* **PROBLEM TO WORK ON**
Pick out each line of the records that includes the string "days", and copy it.

* **RECORDS TO PROCESS**

....

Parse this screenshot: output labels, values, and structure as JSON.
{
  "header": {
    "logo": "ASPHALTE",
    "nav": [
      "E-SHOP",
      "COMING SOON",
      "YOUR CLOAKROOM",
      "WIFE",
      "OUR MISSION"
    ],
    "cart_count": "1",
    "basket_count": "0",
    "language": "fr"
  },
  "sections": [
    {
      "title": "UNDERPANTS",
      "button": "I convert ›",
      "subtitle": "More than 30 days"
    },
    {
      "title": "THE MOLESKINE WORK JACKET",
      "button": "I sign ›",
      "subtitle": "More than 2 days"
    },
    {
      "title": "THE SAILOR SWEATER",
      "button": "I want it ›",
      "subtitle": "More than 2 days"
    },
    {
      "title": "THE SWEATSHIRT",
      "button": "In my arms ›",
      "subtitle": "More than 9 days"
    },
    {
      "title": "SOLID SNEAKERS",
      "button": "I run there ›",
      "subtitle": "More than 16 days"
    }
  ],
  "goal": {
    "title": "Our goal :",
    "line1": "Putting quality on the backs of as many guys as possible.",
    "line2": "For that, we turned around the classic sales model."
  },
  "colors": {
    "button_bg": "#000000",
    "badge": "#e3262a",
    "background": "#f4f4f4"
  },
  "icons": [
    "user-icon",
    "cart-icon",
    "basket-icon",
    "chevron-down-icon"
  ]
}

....

* **SOLUTION TO THE PROBLEM**
      "subtitle": "More than 30 days"
      "subtitle": "More than 2 days"
      "subtitle": "More than 2 days"
      "subtitle": "More than 9 days"
      "subtitle": "More than 16 days"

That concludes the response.